**Activity:** Repeat the whole listing below precisely. Omit all pictures.

**Dataset entries:**
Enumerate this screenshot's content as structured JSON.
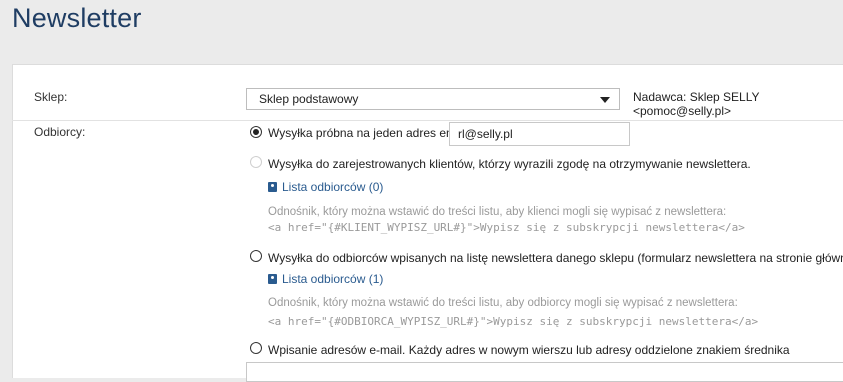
{
  "page": {
    "title": "Newsletter"
  },
  "form": {
    "shop": {
      "label": "Sklep:",
      "selected": "Sklep podstawowy",
      "sender": "Nadawca: Sklep SELLY <pomoc@selly.pl>"
    },
    "recipients": {
      "label": "Odbiorcy:",
      "options": [
        {
          "text": "Wysyłka próbna na jeden adres email:",
          "checked": true,
          "disabled": false,
          "input_value": "rl@selly.pl"
        },
        {
          "text": "Wysyłka do zarejestrowanych klientów, którzy wyrazili zgodę na otrzymywanie newslettera.",
          "checked": false,
          "disabled": true,
          "link": "Lista odbiorców (0)",
          "hint": "Odnośnik, który można wstawić do treści listu, aby klienci mogli się wypisać z newslettera:",
          "code": "<a href=\"{#KLIENT_WYPISZ_URL#}\">Wypisz się z subskrypcji newslettera</a>"
        },
        {
          "text": "Wysyłka do odbiorców wpisanych na listę newslettera danego sklepu (formularz newslettera na stronie głównej).",
          "checked": false,
          "disabled": false,
          "link": "Lista odbiorców (1)",
          "hint": "Odnośnik, który można wstawić do treści listu, aby odbiorcy mogli się wypisać z newslettera:",
          "code": "<a href=\"{#ODBIORCA_WYPISZ_URL#}\">Wypisz się z subskrypcji newslettera</a>"
        },
        {
          "text": "Wpisanie adresów e-mail. Każdy adres w nowym wierszu lub adresy oddzielone znakiem średnika",
          "checked": false,
          "disabled": false
        }
      ]
    }
  },
  "icons": {
    "select_caret": "caret-down-icon",
    "list": "address-book-icon"
  }
}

**Response for this exercise:**
Enumerate this screenshot's content as structured JSON.
{
  "page": {
    "title": "Newsletter"
  },
  "form": {
    "shop": {
      "label": "Sklep:",
      "selected": "Sklep podstawowy",
      "sender": "Nadawca: Sklep SELLY <pomoc@selly.pl>"
    },
    "recipients": {
      "label": "Odbiorcy:",
      "options": [
        {
          "text": "Wysyłka próbna na jeden adres email:",
          "checked": true,
          "disabled": false,
          "input_value": "rl@selly.pl"
        },
        {
          "text": "Wysyłka do zarejestrowanych klientów, którzy wyrazili zgodę na otrzymywanie newslettera.",
          "checked": false,
          "disabled": true,
          "link": "Lista odbiorców (0)",
          "hint": "Odnośnik, który można wstawić do treści listu, aby klienci mogli się wypisać z newslettera:",
          "code": "<a href=\"{#KLIENT_WYPISZ_URL#}\">Wypisz się z subskrypcji newslettera</a>"
        },
        {
          "text": "Wysyłka do odbiorców wpisanych na listę newslettera danego sklepu (formularz newslettera na stronie głównej).",
          "checked": false,
          "disabled": false,
          "link": "Lista odbiorców (1)",
          "hint": "Odnośnik, który można wstawić do treści listu, aby odbiorcy mogli się wypisać z newslettera:",
          "code": "<a href=\"{#ODBIORCA_WYPISZ_URL#}\">Wypisz się z subskrypcji newslettera</a>"
        },
        {
          "text": "Wpisanie adresów e-mail. Każdy adres w nowym wierszu lub adresy oddzielone znakiem średnika",
          "checked": false,
          "disabled": false
        }
      ]
    }
  },
  "icons": {
    "select_caret": "caret-down-icon",
    "list": "address-book-icon"
  }
}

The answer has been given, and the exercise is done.